──────── Records
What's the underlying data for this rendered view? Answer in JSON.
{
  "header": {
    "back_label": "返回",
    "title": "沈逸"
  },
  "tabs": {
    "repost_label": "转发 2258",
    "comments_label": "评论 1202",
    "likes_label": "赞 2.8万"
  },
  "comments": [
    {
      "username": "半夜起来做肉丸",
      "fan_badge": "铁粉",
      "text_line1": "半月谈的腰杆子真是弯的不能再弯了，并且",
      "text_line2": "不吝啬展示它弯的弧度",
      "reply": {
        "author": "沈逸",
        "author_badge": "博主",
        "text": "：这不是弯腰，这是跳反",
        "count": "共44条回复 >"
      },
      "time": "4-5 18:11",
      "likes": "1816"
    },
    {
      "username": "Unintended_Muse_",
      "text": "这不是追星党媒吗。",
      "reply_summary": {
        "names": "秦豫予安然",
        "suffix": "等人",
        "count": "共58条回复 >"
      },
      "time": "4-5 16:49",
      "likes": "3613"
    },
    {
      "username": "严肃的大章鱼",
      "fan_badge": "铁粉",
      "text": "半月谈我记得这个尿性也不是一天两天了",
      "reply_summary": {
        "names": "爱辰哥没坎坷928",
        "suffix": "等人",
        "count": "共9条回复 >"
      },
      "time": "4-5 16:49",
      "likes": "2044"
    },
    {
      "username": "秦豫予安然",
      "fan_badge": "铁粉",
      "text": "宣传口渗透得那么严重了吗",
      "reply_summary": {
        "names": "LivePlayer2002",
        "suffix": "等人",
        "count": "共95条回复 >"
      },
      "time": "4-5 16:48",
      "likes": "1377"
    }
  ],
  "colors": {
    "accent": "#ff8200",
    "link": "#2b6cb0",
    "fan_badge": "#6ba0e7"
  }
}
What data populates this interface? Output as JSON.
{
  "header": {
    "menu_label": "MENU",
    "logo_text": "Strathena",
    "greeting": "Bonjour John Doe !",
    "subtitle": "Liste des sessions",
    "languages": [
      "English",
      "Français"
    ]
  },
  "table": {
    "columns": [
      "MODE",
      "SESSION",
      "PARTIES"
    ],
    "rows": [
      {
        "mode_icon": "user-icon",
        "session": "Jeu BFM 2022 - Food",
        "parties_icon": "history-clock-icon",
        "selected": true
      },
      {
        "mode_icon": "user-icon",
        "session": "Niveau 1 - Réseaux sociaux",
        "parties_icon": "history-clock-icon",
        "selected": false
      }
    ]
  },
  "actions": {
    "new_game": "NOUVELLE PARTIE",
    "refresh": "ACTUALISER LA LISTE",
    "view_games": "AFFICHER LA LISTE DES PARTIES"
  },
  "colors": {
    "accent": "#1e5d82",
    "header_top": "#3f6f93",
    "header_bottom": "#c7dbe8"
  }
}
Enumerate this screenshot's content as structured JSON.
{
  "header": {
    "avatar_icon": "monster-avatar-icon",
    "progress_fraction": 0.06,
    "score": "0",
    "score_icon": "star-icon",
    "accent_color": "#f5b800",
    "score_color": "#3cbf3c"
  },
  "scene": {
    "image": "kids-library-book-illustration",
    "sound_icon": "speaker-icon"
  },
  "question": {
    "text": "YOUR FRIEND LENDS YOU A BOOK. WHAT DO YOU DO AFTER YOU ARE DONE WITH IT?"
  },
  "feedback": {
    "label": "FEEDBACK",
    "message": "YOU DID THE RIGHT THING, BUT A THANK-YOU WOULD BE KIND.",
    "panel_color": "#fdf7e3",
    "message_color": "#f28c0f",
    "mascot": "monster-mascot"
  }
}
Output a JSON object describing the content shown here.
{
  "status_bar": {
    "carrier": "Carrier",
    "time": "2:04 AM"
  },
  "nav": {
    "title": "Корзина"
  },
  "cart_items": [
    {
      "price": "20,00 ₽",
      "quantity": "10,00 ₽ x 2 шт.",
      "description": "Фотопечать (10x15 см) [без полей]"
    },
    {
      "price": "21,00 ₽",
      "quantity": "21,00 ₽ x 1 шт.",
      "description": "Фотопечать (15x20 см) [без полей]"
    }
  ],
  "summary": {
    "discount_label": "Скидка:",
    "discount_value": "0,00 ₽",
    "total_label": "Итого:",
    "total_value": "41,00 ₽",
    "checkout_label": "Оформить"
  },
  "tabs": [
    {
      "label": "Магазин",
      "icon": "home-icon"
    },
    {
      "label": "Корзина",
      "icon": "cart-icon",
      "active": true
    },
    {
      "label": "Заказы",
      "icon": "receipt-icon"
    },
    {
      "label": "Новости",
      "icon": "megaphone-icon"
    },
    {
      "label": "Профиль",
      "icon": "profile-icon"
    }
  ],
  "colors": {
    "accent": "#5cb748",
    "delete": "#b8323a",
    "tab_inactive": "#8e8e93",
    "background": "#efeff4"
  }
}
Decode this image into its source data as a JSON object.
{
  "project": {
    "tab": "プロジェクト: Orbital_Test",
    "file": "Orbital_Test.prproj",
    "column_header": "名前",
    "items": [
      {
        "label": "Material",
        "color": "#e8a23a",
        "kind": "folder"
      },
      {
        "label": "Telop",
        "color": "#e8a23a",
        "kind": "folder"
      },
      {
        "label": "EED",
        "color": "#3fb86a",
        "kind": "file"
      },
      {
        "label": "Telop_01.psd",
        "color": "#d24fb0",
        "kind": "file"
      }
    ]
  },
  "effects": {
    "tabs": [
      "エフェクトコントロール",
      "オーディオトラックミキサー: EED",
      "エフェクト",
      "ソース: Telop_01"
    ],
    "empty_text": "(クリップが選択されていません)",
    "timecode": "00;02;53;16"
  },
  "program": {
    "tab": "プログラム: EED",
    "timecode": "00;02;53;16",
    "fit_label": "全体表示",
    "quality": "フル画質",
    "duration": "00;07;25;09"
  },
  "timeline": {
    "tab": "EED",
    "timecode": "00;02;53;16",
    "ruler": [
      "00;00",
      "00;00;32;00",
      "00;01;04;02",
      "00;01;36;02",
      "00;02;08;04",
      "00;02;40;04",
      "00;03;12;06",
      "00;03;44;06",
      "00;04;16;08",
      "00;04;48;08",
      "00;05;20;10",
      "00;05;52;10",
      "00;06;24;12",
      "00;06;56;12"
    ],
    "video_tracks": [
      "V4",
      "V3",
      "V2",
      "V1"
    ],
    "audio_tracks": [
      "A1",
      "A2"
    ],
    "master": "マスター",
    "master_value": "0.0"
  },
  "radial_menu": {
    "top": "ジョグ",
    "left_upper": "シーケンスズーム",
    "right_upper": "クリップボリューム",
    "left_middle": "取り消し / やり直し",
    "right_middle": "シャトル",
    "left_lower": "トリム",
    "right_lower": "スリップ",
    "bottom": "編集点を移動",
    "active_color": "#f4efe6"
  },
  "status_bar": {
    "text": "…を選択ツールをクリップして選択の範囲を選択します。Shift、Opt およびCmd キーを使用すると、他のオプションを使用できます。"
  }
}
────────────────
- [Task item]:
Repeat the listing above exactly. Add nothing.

- [Response for this exercise]:
What's the underlying data for this rendered view? Answer in JSON.
{
  "header": {
    "back_label": "返回",
    "title": "沈逸"
  },
  "tabs": {
    "repost_label": "转发 2258",
    "comments_label": "评论 1202",
    "likes_label": "赞 2.8万"
  },
  "comments": [
    {
      "username": "半夜起来做肉丸",
      "fan_badge": "铁粉",
      "text_line1": "半月谈的腰杆子真是弯的不能再弯了，并且",
      "text_line2": "不吝啬展示它弯的弧度",
      "reply": {
        "author": "沈逸",
        "author_badge": "博主",
        "text": "：这不是弯腰，这是跳反",
        "count": "共44条回复 >"
      },
      "time": "4-5 18:11",
      "likes": "1816"
    },
    {
      "username": "Unintended_Muse_",
      "text": "这不是追星党媒吗。",
      "reply_summary": {
        "names": "秦豫予安然",
        "suffix": "等人",
        "count": "共58条回复 >"
      },
      "time": "4-5 16:49",
      "likes": "3613"
    },
    {
      "username": "严肃的大章鱼",
      "fan_badge": "铁粉",
      "text": "半月谈我记得这个尿性也不是一天两天了",
      "reply_summary": {
        "names": "爱辰哥没坎坷928",
        "suffix": "等人",
        "count": "共9条回复 >"
      },
      "time": "4-5 16:49",
      "likes": "2044"
    },
    {
      "username": "秦豫予安然",
      "fan_badge": "铁粉",
      "text": "宣传口渗透得那么严重了吗",
      "reply_summary": {
        "names": "LivePlayer2002",
        "suffix": "等人",
        "count": "共95条回复 >"
      },
      "time": "4-5 16:48",
      "likes": "1377"
    }
  ],
  "colors": {
    "accent": "#ff8200",
    "link": "#2b6cb0",
    "fan_badge": "#6ba0e7"
  }
}
What data populates this interface? Output as JSON.
{
  "header": {
    "menu_label": "MENU",
    "logo_text": "Strathena",
    "greeting": "Bonjour John Doe !",
    "subtitle": "Liste des sessions",
    "languages": [
      "English",
      "Français"
    ]
  },
  "table": {
    "columns": [
      "MODE",
      "SESSION",
      "PARTIES"
    ],
    "rows": [
      {
        "mode_icon": "user-icon",
        "session": "Jeu BFM 2022 - Food",
        "parties_icon": "history-clock-icon",
        "selected": true
      },
      {
        "mode_icon": "user-icon",
        "session": "Niveau 1 - Réseaux sociaux",
        "parties_icon": "history-clock-icon",
        "selected": false
      }
    ]
  },
  "actions": {
    "new_game": "NOUVELLE PARTIE",
    "refresh": "ACTUALISER LA LISTE",
    "view_games": "AFFICHER LA LISTE DES PARTIES"
  },
  "colors": {
    "accent": "#1e5d82",
    "header_top": "#3f6f93",
    "header_bottom": "#c7dbe8"
  }
}
Enumerate this screenshot's content as structured JSON.
{
  "header": {
    "avatar_icon": "monster-avatar-icon",
    "progress_fraction": 0.06,
    "score": "0",
    "score_icon": "star-icon",
    "accent_color": "#f5b800",
    "score_color": "#3cbf3c"
  },
  "scene": {
    "image": "kids-library-book-illustration",
    "sound_icon": "speaker-icon"
  },
  "question": {
    "text": "YOUR FRIEND LENDS YOU A BOOK. WHAT DO YOU DO AFTER YOU ARE DONE WITH IT?"
  },
  "feedback": {
    "label": "FEEDBACK",
    "message": "YOU DID THE RIGHT THING, BUT A THANK-YOU WOULD BE KIND.",
    "panel_color": "#fdf7e3",
    "message_color": "#f28c0f",
    "mascot": "monster-mascot"
  }
}
Output a JSON object describing the content shown here.
{
  "status_bar": {
    "carrier": "Carrier",
    "time": "2:04 AM"
  },
  "nav": {
    "title": "Корзина"
  },
  "cart_items": [
    {
      "price": "20,00 ₽",
      "quantity": "10,00 ₽ x 2 шт.",
      "description": "Фотопечать (10x15 см) [без полей]"
    },
    {
      "price": "21,00 ₽",
      "quantity": "21,00 ₽ x 1 шт.",
      "description": "Фотопечать (15x20 см) [без полей]"
    }
  ],
  "summary": {
    "discount_label": "Скидка:",
    "discount_value": "0,00 ₽",
    "total_label": "Итого:",
    "total_value": "41,00 ₽",
    "checkout_label": "Оформить"
  },
  "tabs": [
    {
      "label": "Магазин",
      "icon": "home-icon"
    },
    {
      "label": "Корзина",
      "icon": "cart-icon",
      "active": true
    },
    {
      "label": "Заказы",
      "icon": "receipt-icon"
    },
    {
      "label": "Новости",
      "icon": "megaphone-icon"
    },
    {
      "label": "Профиль",
      "icon": "profile-icon"
    }
  ],
  "colors": {
    "accent": "#5cb748",
    "delete": "#b8323a",
    "tab_inactive": "#8e8e93",
    "background": "#efeff4"
  }
}
Decode this image into its source data as a JSON object.
{
  "project": {
    "tab": "プロジェクト: Orbital_Test",
    "file": "Orbital_Test.prproj",
    "column_header": "名前",
    "items": [
      {
        "label": "Material",
        "color": "#e8a23a",
        "kind": "folder"
      },
      {
        "label": "Telop",
        "color": "#e8a23a",
        "kind": "folder"
      },
      {
        "label": "EED",
        "color": "#3fb86a",
        "kind": "file"
      },
      {
        "label": "Telop_01.psd",
        "color": "#d24fb0",
        "kind": "file"
      }
    ]
  },
  "effects": {
    "tabs": [
      "エフェクトコントロール",
      "オーディオトラックミキサー: EED",
      "エフェクト",
      "ソース: Telop_01"
    ],
    "empty_text": "(クリップが選択されていません)",
    "timecode": "00;02;53;16"
  },
  "program": {
    "tab": "プログラム: EED",
    "timecode": "00;02;53;16",
    "fit_label": "全体表示",
    "quality": "フル画質",
    "duration": "00;07;25;09"
  },
  "timeline": {
    "tab": "EED",
    "timecode": "00;02;53;16",
    "ruler": [
      "00;00",
      "00;00;32;00",
      "00;01;04;02",
      "00;01;36;02",
      "00;02;08;04",
      "00;02;40;04",
      "00;03;12;06",
      "00;03;44;06",
      "00;04;16;08",
      "00;04;48;08",
      "00;05;20;10",
      "00;05;52;10",
      "00;06;24;12",
      "00;06;56;12"
    ],
    "video_tracks": [
      "V4",
      "V3",
      "V2",
      "V1"
    ],
    "audio_tracks": [
      "A1",
      "A2"
    ],
    "master": "マスター",
    "master_value": "0.0"
  },
  "radial_menu": {
    "top": "ジョグ",
    "left_upper": "シーケンスズーム",
    "right_upper": "クリップボリューム",
    "left_middle": "取り消し / やり直し",
    "right_middle": "シャトル",
    "left_lower": "トリム",
    "right_lower": "スリップ",
    "bottom": "編集点を移動",
    "active_color": "#f4efe6"
  },
  "status_bar": {
    "text": "…を選択ツールをクリップして選択の範囲を選択します。Shift、Opt およびCmd キーを使用すると、他のオプションを使用できます。"
  }
}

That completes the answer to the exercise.